→ Your task
Select the lines of the records containing the word "name" and list them.

[Items listed in a dataset]

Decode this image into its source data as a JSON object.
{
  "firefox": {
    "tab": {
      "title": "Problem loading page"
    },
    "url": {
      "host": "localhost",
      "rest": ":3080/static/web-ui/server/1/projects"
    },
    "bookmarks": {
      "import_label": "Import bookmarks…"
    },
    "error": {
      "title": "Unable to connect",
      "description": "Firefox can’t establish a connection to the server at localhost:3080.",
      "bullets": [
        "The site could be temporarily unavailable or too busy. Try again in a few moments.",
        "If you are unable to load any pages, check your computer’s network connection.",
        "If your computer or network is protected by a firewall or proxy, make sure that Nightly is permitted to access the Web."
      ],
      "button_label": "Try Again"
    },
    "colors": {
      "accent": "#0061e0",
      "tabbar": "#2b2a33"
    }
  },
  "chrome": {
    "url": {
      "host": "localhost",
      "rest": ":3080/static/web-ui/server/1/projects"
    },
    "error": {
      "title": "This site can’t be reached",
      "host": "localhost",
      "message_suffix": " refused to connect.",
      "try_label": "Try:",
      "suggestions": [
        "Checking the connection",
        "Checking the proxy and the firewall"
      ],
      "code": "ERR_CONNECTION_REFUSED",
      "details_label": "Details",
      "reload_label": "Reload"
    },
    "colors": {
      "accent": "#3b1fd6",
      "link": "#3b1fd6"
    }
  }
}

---

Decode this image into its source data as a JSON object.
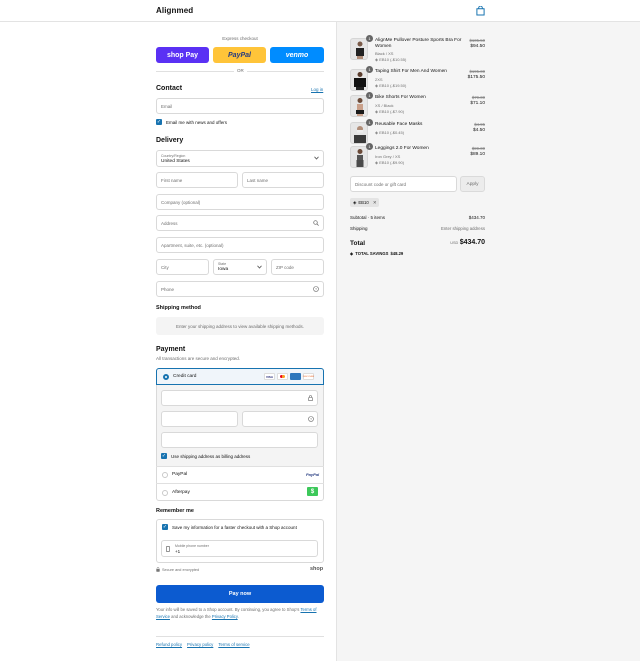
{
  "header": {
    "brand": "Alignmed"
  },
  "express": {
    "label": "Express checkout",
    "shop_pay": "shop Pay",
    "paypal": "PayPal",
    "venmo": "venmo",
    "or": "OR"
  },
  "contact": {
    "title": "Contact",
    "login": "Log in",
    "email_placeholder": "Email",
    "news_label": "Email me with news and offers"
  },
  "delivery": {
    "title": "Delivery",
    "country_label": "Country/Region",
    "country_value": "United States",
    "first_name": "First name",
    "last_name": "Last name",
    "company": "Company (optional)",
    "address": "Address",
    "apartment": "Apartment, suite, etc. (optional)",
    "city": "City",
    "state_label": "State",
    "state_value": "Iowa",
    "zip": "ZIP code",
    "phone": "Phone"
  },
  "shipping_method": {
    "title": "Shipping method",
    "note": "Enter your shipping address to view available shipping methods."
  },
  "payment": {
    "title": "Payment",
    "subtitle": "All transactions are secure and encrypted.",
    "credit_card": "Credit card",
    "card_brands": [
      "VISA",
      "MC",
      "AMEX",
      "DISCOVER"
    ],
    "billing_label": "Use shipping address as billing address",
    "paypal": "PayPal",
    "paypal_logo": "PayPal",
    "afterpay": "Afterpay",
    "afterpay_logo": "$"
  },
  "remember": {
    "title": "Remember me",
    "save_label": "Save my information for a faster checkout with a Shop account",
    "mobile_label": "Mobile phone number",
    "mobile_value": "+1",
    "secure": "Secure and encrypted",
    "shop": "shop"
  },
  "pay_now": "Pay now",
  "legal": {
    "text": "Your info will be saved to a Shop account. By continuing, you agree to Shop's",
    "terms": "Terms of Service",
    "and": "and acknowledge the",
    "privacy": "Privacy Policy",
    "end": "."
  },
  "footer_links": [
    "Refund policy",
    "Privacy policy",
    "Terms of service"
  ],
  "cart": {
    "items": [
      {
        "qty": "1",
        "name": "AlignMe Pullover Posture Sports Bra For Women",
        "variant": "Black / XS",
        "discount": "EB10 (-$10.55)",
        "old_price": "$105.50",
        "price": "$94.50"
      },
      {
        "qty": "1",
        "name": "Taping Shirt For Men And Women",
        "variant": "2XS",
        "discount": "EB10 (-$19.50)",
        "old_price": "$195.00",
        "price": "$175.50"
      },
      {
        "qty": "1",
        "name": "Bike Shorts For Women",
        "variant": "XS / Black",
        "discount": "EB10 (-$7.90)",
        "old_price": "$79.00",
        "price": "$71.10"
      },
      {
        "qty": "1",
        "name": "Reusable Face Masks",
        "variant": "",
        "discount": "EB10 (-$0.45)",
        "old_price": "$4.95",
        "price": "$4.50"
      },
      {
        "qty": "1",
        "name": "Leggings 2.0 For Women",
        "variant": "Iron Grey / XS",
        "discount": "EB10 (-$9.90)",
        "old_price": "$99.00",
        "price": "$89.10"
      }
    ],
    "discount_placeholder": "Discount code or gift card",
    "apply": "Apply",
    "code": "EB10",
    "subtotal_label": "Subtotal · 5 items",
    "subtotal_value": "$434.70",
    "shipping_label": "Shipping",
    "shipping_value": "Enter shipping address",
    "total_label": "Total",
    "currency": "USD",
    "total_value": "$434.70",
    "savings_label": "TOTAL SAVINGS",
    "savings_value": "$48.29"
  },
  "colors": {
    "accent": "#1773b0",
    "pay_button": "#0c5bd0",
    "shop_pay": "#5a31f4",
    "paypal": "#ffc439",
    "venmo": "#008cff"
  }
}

→ Task response
    "first_name": "First name",
    "last_name": "Last name",
        "name": "AlignMe Pullover Posture Sports Bra For Women",
        "name": "Taping Shirt For Men And Women",
        "name": "Bike Shorts For Women",
        "name": "Reusable Face Masks",
        "name": "Leggings 2.0 For Women",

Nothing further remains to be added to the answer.